The best of these songs give a more detailed picture of just how good certain artists were and because they’re now widely available anyone can hear them… but nobody can read much about them because who else is writing about this stuff so long after it was recorded?

We’ve just finished 1950 (for those not following along closely) and there are a number of really good, really interesting songs from rock’s first three years that we haven’t been able to cover because they didn’t come out at the time but which would make for vital additions to the narrative, yet I could never figure out how to integrate them into the story… until now.

A Deviation Deep Into The Heart Of The Amazon
The sole source of income we make through this site has been via the Amazon links which – if I’m being honest – were chosen in large part because it would allow me to have a relevant color picture of the topic at hand for each page since there wasn’t always a lot of pictures to go with these records and artists we were covering.
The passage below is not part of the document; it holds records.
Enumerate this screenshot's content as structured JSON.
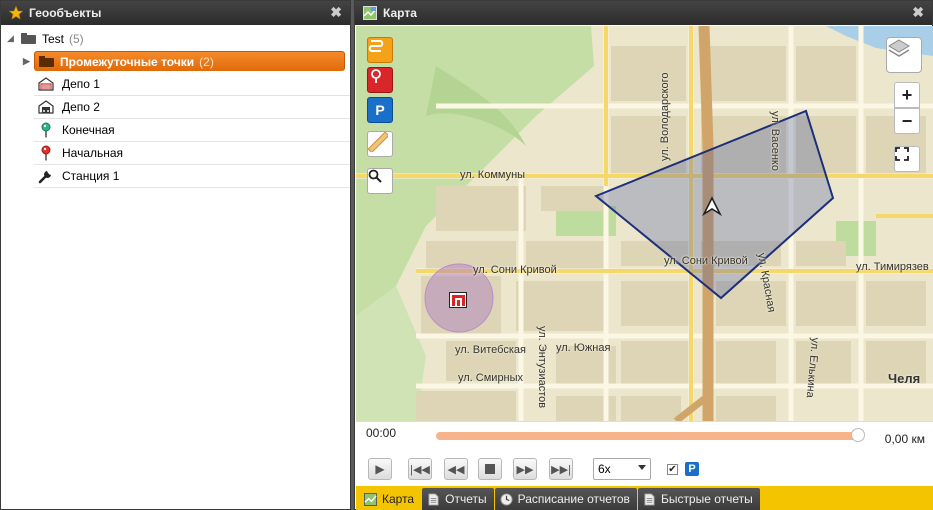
{
  "left_panel": {
    "title": "Геообъекты",
    "root": {
      "label": "Test",
      "count": "(5)"
    },
    "items": [
      {
        "label": "Промежуточные точки",
        "count": "(2)",
        "icon": "folder-icon",
        "selected": true
      },
      {
        "label": "Депо 1",
        "icon": "depot-icon"
      },
      {
        "label": "Депо 2",
        "icon": "garage-icon"
      },
      {
        "label": "Конечная",
        "icon": "pin-green-icon"
      },
      {
        "label": "Начальная",
        "icon": "pin-red-icon"
      },
      {
        "label": "Станция 1",
        "icon": "wrench-icon"
      }
    ]
  },
  "map_panel": {
    "title": "Карта",
    "streets": {
      "kommuny": "ул. Коммуны",
      "soni1": "ул. Сони Кривой",
      "soni2": "ул. Сони Кривой",
      "vitebskaya": "ул. Витебская",
      "smirnykh": "ул. Смирных",
      "yuzhnaya": "ул. Южная",
      "timiryazeva": "ул. Тимирязев",
      "volodarskogo": "ул. Володарского",
      "vasenko": "ул. Васенко",
      "krasnaya": "ул. Красная",
      "entuziastov": "ул. Энтузиастов",
      "elkina": "ул. Елькина",
      "city": "Челя"
    },
    "zoom_in": "+",
    "zoom_out": "−"
  },
  "player": {
    "time": "00:00",
    "distance": "0,00 км",
    "progress": 1.0,
    "speed": "6x",
    "parking_checked": true,
    "parking_label": "P"
  },
  "tabs": [
    {
      "label": "Карта",
      "active": true
    },
    {
      "label": "Отчеты"
    },
    {
      "label": "Расписание отчетов"
    },
    {
      "label": "Быстрые отчеты"
    }
  ],
  "colors": {
    "accent": "#f07a1a",
    "tabbar": "#f4c400",
    "geofence": "#1e2f7a"
  }
}
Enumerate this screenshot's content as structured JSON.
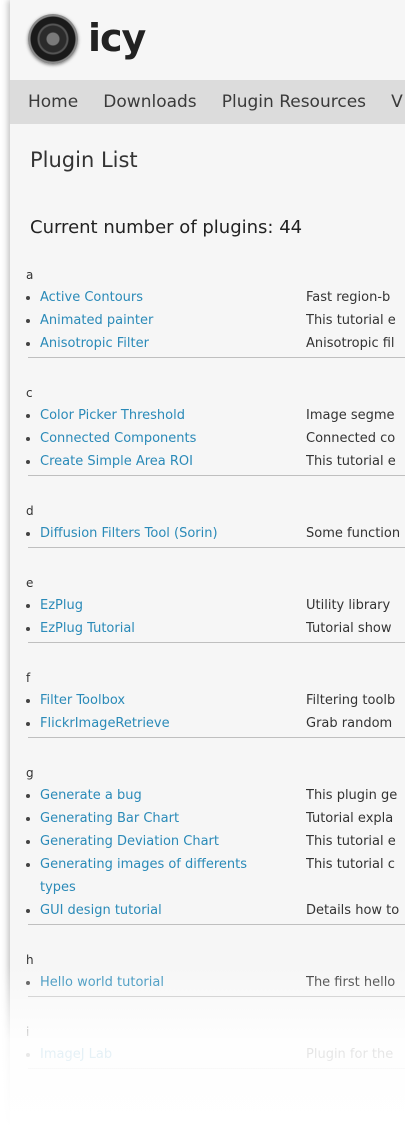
{
  "site": {
    "logo_text": "icy"
  },
  "nav": {
    "items": [
      "Home",
      "Downloads",
      "Plugin Resources",
      "V"
    ]
  },
  "page": {
    "title": "Plugin List",
    "count_label": "Current number of plugins: 44"
  },
  "groups": [
    {
      "letter": "a",
      "items": [
        {
          "name": "Active Contours",
          "desc": "Fast region-b"
        },
        {
          "name": "Animated painter",
          "desc": "This tutorial e"
        },
        {
          "name": "Anisotropic Filter",
          "desc": "Anisotropic fil"
        }
      ]
    },
    {
      "letter": "c",
      "items": [
        {
          "name": "Color Picker Threshold",
          "desc": "Image segme"
        },
        {
          "name": "Connected Components",
          "desc": "Connected co"
        },
        {
          "name": "Create Simple Area ROI",
          "desc": "This tutorial e"
        }
      ]
    },
    {
      "letter": "d",
      "items": [
        {
          "name": "Diffusion Filters Tool (Sorin)",
          "desc": "Some function"
        }
      ]
    },
    {
      "letter": "e",
      "items": [
        {
          "name": "EzPlug",
          "desc": "Utility library"
        },
        {
          "name": "EzPlug Tutorial",
          "desc": "Tutorial show"
        }
      ]
    },
    {
      "letter": "f",
      "items": [
        {
          "name": "Filter Toolbox",
          "desc": "Filtering toolb"
        },
        {
          "name": "FlickrImageRetrieve",
          "desc": "Grab random"
        }
      ]
    },
    {
      "letter": "g",
      "items": [
        {
          "name": "Generate a bug",
          "desc": "This plugin ge"
        },
        {
          "name": "Generating Bar Chart",
          "desc": "Tutorial expla"
        },
        {
          "name": "Generating Deviation Chart",
          "desc": "This tutorial e"
        },
        {
          "name": "Generating images of differents types",
          "desc": "This tutorial c"
        },
        {
          "name": "GUI design tutorial",
          "desc": "Details how to"
        }
      ]
    },
    {
      "letter": "h",
      "items": [
        {
          "name": "Hello world tutorial",
          "desc": "The first hello"
        }
      ]
    },
    {
      "letter": "i",
      "items": [
        {
          "name": "ImageJ Lab",
          "desc": "Plugin for the"
        }
      ]
    }
  ]
}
Whatever revenue we got from those would be merely a bonus for us.

Though Amazon is probably the most popular retailer in the world for a wider array of products than anyone else, I understand it’s not a place everyone is comfortable supporting for a variety of reasons (can their workers PLEASE be allowed to unionize for goodness sakes?!?!), so I’m not altogether happy that this new feature is contingent on people possibly violating their own conscience in order to get more content.

But in trying to decide how I could keep the site the same while still upping the influx of dough-re-mi I decided to try to incorporate bonus content without each person being obligated to fork over anything to read them.


So what I’m proposing to do is this: I’m writing and stockpiling reviews of the best of the unreleased songs in a given period and each time we reach a certain financial goal (based loosely on the site traffic) another one of these reviews From The Vault will be posted for anybody and everybody to read, same as always, whether or not they were among those who bought anything through the links themselves. The more who buy stuff however the faster these go up.

If it doesn’t generate much interest and as a result none of them ever get posted then it’s no big loss, nobody is being deprived of any normal review of the released records which won’t slow down in the least.

But I’m hoping the chance to read about some really good unreleased sides… in many cases ones that would’ve been, or should’ve been, hits had they come out at the time (already lined up are Amos Milburn, Smiley Lewis, Hal Singer, Stick McGhee, Johnny Otis, Professor Longhair, The Orioles) will be enough of an incentive to get some clicks and purchases of things you’d already buy from the same place – and with the holidays right around the corner you’re going to be buying more crap for more smarmy relatives you don’t like anyway, so why not at least get something for yourself out of that ordeal even if it’s just a few extra reviews?

All you need to do is click on any of the Amazon links which are usually the album covers halfway down the page on the left of most (not all) of the reviews (like the one above featuring a lot of the records we’re going to be covering in the coming weeks and months here) and as long as you get to Amazon through any of our links then whatever you buy once you’re there (NONE of which has to be what we’re linking to by the way) is credited to our efforts – clothes, electronics, books, farm equipment, do-it-yourself nuclear reactors, you name it.

You get the same products you were going to buy anyway at the exact same price but instead of Amazon getting that last 5% of it we get it instead, which will result in you and everyone else reading this site getting an occasional bonus review of a song that nobody ever heard when it was made!

How’s that for a sales pitch?!

As always, there’s absolutely no requirement you do any of this. Don’t be buying things you don’t need with money you don’t have to read reviews you might not even have much interest in to begin with.

But if you ignore that advice and spend recklessly for our benefit, we’ll celebrate madly and be sure to thank you with even more lengthy boring reviews!